Activity
Your answer should hold every line of the records below that contains the string "name".

------ Provided data

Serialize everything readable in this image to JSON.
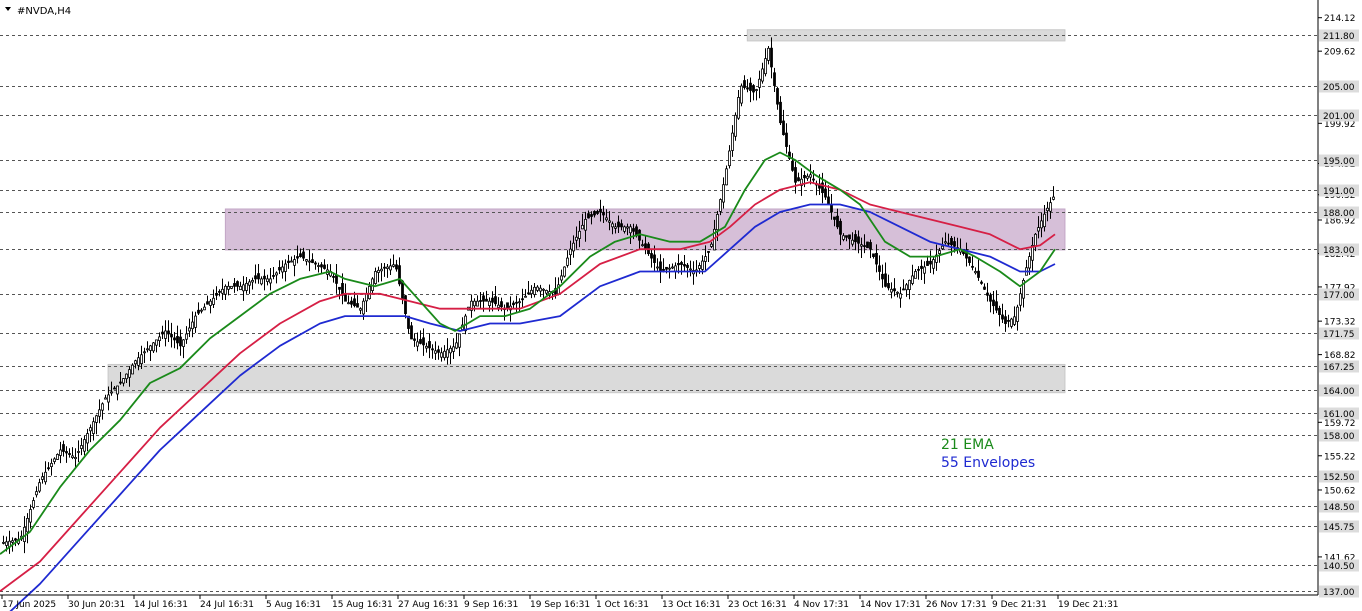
{
  "chart_data": {
    "type": "candlestick",
    "title": "#NVDA,H4",
    "colors": {
      "background": "#ffffff",
      "axis": "#000000",
      "grid_dash": "#555555",
      "candle": "#000000",
      "ema21": "#1a8a1a",
      "ema_red": "#d61f45",
      "env55": "#1f2ad1",
      "resistance_zone": "#d6bfd8",
      "gray_zone": "#dadada",
      "badge": "#dcdcdc"
    },
    "ylim": [
      136.5,
      216.5
    ],
    "y_ticks": [
      "214.12",
      "209.62",
      "199.92",
      "194.52",
      "190.32",
      "186.92",
      "182.42",
      "177.92",
      "173.32",
      "168.82",
      "159.72",
      "155.22",
      "150.62",
      "141.62"
    ],
    "price_levels": [
      "211.80",
      "205.00",
      "201.00",
      "195.00",
      "191.00",
      "188.00",
      "183.00",
      "177.00",
      "171.75",
      "167.25",
      "164.00",
      "161.00",
      "158.00",
      "152.50",
      "148.50",
      "145.75",
      "140.50",
      "137.00"
    ],
    "x_ticks": [
      "17 Jun 2025",
      "30 Jun 20:31",
      "14 Jul 16:31",
      "24 Jul 16:31",
      "5 Aug 16:31",
      "15 Aug 16:31",
      "27 Aug 16:31",
      "9 Sep 16:31",
      "19 Sep 16:31",
      "1 Oct 16:31",
      "13 Oct 16:31",
      "23 Oct 16:31",
      "4 Nov 17:31",
      "14 Nov 17:31",
      "26 Nov 17:31",
      "9 Dec 21:31",
      "19 Dec 21:31"
    ],
    "zones": [
      {
        "name": "top-gray-zone",
        "from": 211.0,
        "to": 212.5,
        "start": 0.567,
        "end": 0.808
      },
      {
        "name": "purple-zone",
        "from": 182.9,
        "to": 188.4,
        "start": 0.171,
        "end": 0.808
      },
      {
        "name": "lower-gray-zone",
        "from": 163.7,
        "to": 167.5,
        "start": 0.082,
        "end": 0.808
      }
    ],
    "annotations": [
      {
        "text": "21 EMA",
        "color": "#1a8a1a"
      },
      {
        "text": "55 Envelopes",
        "color": "#1f2ad1"
      }
    ],
    "series": [
      {
        "key": "close",
        "points": [
          [
            0,
            143.5
          ],
          [
            20,
            144
          ],
          [
            40,
            152
          ],
          [
            60,
            156
          ],
          [
            75,
            155
          ],
          [
            90,
            159
          ],
          [
            105,
            163
          ],
          [
            120,
            165
          ],
          [
            135,
            168
          ],
          [
            150,
            170
          ],
          [
            165,
            172
          ],
          [
            180,
            170
          ],
          [
            195,
            174
          ],
          [
            210,
            176
          ],
          [
            225,
            178
          ],
          [
            240,
            178
          ],
          [
            255,
            179
          ],
          [
            270,
            179
          ],
          [
            285,
            181
          ],
          [
            300,
            182
          ],
          [
            315,
            181
          ],
          [
            330,
            180
          ],
          [
            345,
            176
          ],
          [
            360,
            175
          ],
          [
            375,
            180
          ],
          [
            395,
            181
          ],
          [
            410,
            171
          ],
          [
            425,
            170
          ],
          [
            440,
            169
          ],
          [
            455,
            170
          ],
          [
            470,
            176
          ],
          [
            490,
            176
          ],
          [
            505,
            175
          ],
          [
            520,
            176
          ],
          [
            535,
            178
          ],
          [
            555,
            177
          ],
          [
            570,
            183
          ],
          [
            585,
            187
          ],
          [
            600,
            188
          ],
          [
            615,
            186
          ],
          [
            630,
            186
          ],
          [
            645,
            183
          ],
          [
            660,
            180
          ],
          [
            680,
            181
          ],
          [
            695,
            180
          ],
          [
            710,
            183
          ],
          [
            725,
            193
          ],
          [
            740,
            205
          ],
          [
            755,
            204
          ],
          [
            768,
            210
          ],
          [
            780,
            200
          ],
          [
            795,
            192
          ],
          [
            810,
            193
          ],
          [
            825,
            190
          ],
          [
            840,
            185
          ],
          [
            855,
            184
          ],
          [
            870,
            183
          ],
          [
            885,
            178
          ],
          [
            900,
            177
          ],
          [
            915,
            180
          ],
          [
            930,
            181
          ],
          [
            945,
            184
          ],
          [
            960,
            183
          ],
          [
            975,
            180
          ],
          [
            990,
            176
          ],
          [
            1005,
            173
          ],
          [
            1015,
            174
          ],
          [
            1025,
            180
          ],
          [
            1035,
            185
          ],
          [
            1045,
            188
          ],
          [
            1053,
            190
          ]
        ]
      },
      {
        "key": "ema21",
        "points": [
          [
            0,
            142
          ],
          [
            30,
            145
          ],
          [
            60,
            151
          ],
          [
            90,
            156
          ],
          [
            120,
            160
          ],
          [
            150,
            165
          ],
          [
            180,
            167
          ],
          [
            210,
            171
          ],
          [
            240,
            174
          ],
          [
            270,
            177
          ],
          [
            300,
            179
          ],
          [
            330,
            180
          ],
          [
            345,
            179
          ],
          [
            375,
            178
          ],
          [
            400,
            179
          ],
          [
            420,
            176
          ],
          [
            440,
            173
          ],
          [
            455,
            172
          ],
          [
            480,
            174
          ],
          [
            505,
            174
          ],
          [
            530,
            175
          ],
          [
            560,
            178
          ],
          [
            590,
            182
          ],
          [
            615,
            184
          ],
          [
            640,
            185
          ],
          [
            670,
            184
          ],
          [
            700,
            184
          ],
          [
            725,
            186
          ],
          [
            745,
            191
          ],
          [
            765,
            195
          ],
          [
            780,
            196
          ],
          [
            795,
            195
          ],
          [
            815,
            193
          ],
          [
            840,
            191
          ],
          [
            860,
            189
          ],
          [
            885,
            184
          ],
          [
            910,
            182
          ],
          [
            935,
            182
          ],
          [
            960,
            183
          ],
          [
            975,
            182
          ],
          [
            1000,
            180
          ],
          [
            1020,
            178
          ],
          [
            1040,
            180
          ],
          [
            1055,
            183
          ]
        ]
      },
      {
        "key": "ema_red",
        "points": [
          [
            0,
            137
          ],
          [
            40,
            141
          ],
          [
            80,
            147
          ],
          [
            120,
            153
          ],
          [
            160,
            159
          ],
          [
            200,
            164
          ],
          [
            240,
            169
          ],
          [
            280,
            173
          ],
          [
            320,
            176
          ],
          [
            345,
            177
          ],
          [
            380,
            177
          ],
          [
            410,
            176
          ],
          [
            440,
            175
          ],
          [
            480,
            175
          ],
          [
            520,
            175
          ],
          [
            560,
            177
          ],
          [
            600,
            181
          ],
          [
            640,
            183
          ],
          [
            680,
            183
          ],
          [
            710,
            184
          ],
          [
            730,
            186
          ],
          [
            755,
            189
          ],
          [
            780,
            191
          ],
          [
            810,
            192
          ],
          [
            840,
            191
          ],
          [
            870,
            189
          ],
          [
            900,
            188
          ],
          [
            930,
            187
          ],
          [
            960,
            186
          ],
          [
            990,
            185
          ],
          [
            1020,
            183
          ],
          [
            1040,
            183.5
          ],
          [
            1055,
            185
          ]
        ]
      },
      {
        "key": "env55",
        "points": [
          [
            0,
            133
          ],
          [
            40,
            138
          ],
          [
            80,
            144
          ],
          [
            120,
            150
          ],
          [
            160,
            156
          ],
          [
            200,
            161
          ],
          [
            240,
            166
          ],
          [
            280,
            170
          ],
          [
            320,
            173
          ],
          [
            345,
            174
          ],
          [
            380,
            174
          ],
          [
            405,
            174
          ],
          [
            430,
            173
          ],
          [
            460,
            172
          ],
          [
            490,
            173
          ],
          [
            520,
            173
          ],
          [
            560,
            174
          ],
          [
            600,
            178
          ],
          [
            640,
            180
          ],
          [
            680,
            180
          ],
          [
            705,
            180
          ],
          [
            730,
            183
          ],
          [
            755,
            186
          ],
          [
            780,
            188
          ],
          [
            810,
            189
          ],
          [
            840,
            189
          ],
          [
            870,
            188
          ],
          [
            900,
            186
          ],
          [
            930,
            184
          ],
          [
            960,
            183
          ],
          [
            990,
            182
          ],
          [
            1020,
            180
          ],
          [
            1040,
            180
          ],
          [
            1055,
            181
          ]
        ]
      }
    ]
  }
}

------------

Reply
        "name": "top-gray-zone",
        "name": "purple-zone",
        "name": "lower-gray-zone",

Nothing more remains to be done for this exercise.